A few words

The development of microbial cell factories

In this topic we aimed to develop innovative and original biotechnological processes using microorganisms as cell factory for upgrading renewable carbon resources into bioproducts. We created microbial cell factories by equipping various microorganisms of industrial interest (i.e. E. coli, B. methanolicus, Y. lipolytica) with novel functions that do not necessarily exist in nature. We mix and match metabolic enzymes or regulatory proteins from different species to extend both the substrates and the products portfolio of the microorganisms. Analyzing the integrated response of the cell to these new metabolic or regulatory networks helps to determine the minimum elements required for processing the desired function and thus to understand it (See Topic 1).

Ongoing projects


In this project, we propose to replace food-competing feedstocks of industrial biotechnology with methanol for a circular bioeconomy. Methanol is an interesting renewable carbon resource as it can be produced from CO2 thus mitigating the climate changes. The work in this project focuses on (i) extending the product line of a native methylotrophic bacterium B. methanolius by expressing new metabolic pathways for the methanol-based production of value-added products; (ii) reprograming the food diet of E. coli by implementing a novel synthetic pathway for methanol assimilation and (iii) optimizing the functioning of these pathways by rational and evolutionary engineering.


Societies are facing environmental crisis like the rise of CO2 emissions and the accumulation of plastics waste. Turning CO2 into biodegradable plastics is a promising option to capture large amounts of CO2 while reducing plastic pollution.
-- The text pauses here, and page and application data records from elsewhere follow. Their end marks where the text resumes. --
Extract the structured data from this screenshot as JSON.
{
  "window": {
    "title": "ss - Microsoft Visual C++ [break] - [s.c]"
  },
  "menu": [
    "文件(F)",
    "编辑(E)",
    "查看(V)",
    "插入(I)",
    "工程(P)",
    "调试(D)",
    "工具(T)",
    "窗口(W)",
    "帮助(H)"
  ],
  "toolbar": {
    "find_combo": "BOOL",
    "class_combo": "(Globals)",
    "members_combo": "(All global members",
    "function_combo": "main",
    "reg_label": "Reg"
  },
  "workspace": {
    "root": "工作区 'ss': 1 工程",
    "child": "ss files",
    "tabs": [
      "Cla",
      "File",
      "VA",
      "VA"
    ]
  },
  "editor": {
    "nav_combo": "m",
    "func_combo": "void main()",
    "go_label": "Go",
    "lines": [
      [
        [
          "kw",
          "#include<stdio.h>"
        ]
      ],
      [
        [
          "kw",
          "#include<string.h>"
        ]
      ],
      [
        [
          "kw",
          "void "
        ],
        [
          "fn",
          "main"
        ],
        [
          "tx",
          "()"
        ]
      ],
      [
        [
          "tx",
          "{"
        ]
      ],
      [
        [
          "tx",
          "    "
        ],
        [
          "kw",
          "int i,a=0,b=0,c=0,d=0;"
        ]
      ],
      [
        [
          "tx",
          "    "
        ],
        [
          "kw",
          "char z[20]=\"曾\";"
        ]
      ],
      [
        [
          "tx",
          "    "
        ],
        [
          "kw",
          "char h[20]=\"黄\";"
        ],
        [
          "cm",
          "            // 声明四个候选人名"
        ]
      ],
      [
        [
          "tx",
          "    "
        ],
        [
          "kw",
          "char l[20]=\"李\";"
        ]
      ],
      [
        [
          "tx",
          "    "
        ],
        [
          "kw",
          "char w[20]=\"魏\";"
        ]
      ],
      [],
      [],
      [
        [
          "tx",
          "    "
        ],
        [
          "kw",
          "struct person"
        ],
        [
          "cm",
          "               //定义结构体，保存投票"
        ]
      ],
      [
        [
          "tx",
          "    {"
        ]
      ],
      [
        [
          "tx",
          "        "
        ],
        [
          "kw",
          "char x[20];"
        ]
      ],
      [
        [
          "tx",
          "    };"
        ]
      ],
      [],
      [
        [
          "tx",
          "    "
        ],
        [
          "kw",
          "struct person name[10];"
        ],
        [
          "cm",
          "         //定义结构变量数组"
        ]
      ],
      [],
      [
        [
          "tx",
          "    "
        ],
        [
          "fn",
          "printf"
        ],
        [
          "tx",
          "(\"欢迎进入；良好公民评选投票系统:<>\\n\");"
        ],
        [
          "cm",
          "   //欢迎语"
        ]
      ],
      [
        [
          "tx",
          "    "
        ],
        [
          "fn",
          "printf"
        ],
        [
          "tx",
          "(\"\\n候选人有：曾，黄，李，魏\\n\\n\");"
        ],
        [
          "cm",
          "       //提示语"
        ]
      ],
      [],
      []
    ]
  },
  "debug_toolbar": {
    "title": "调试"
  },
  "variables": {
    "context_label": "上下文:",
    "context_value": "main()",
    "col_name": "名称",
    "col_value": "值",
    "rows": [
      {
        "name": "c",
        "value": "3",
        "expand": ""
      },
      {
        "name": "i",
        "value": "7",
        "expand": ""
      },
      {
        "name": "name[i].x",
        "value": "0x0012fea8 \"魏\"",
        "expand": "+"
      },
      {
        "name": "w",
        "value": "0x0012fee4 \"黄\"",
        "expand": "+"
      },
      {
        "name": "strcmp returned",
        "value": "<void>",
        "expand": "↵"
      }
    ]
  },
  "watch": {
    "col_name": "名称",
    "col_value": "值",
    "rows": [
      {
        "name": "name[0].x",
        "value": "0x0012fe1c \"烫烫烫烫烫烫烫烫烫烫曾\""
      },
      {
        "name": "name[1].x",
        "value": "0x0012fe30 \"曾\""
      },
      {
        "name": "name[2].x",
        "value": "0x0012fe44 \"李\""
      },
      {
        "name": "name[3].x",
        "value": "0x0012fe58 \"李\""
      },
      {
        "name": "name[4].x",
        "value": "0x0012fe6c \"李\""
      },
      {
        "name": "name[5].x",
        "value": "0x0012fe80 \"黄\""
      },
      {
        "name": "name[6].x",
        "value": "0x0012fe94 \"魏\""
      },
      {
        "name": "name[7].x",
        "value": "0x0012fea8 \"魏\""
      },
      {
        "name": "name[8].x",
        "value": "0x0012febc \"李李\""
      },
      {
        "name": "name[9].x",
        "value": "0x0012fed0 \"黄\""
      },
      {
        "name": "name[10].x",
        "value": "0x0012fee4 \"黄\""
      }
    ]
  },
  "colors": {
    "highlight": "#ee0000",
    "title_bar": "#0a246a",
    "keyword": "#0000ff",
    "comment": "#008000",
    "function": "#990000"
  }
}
This is what COLHYBRID aims to do by proposing to transform one of the storage products of CO2 (i. e. methanol) into a precursor of a biodegradable plastic’s monomer using a synthetic methylotroph E. coli.


Implementing a non-native metabolism is a challenging task that requires rewiring the cellular metabolism to recognize a new carbon source. In this project, we propose to use synthetic biology to integrate the methanol assimilation with the global cellular processes in E. coli by building a semi-synthetic regulon that responds to methanol.E coli pour l’assimilation d’une nouvelle source de carbone tel que le méthanol est une tâche difficile. Elle ne nécessite pas seulement d’équiper E. coli avec une voie méthylotrophique synthétique. Il est également indispensable d’intégrer cette nouvelle fonctionnalité métabolique avec les processus cellulaires globaux. C’est ce que nous proposons de faire dans ce projet en construisant un réseau de régulation semi-synthétique qui répond au méthanol et active l’ensemble des processus cellulaires natifs d’ E. coli.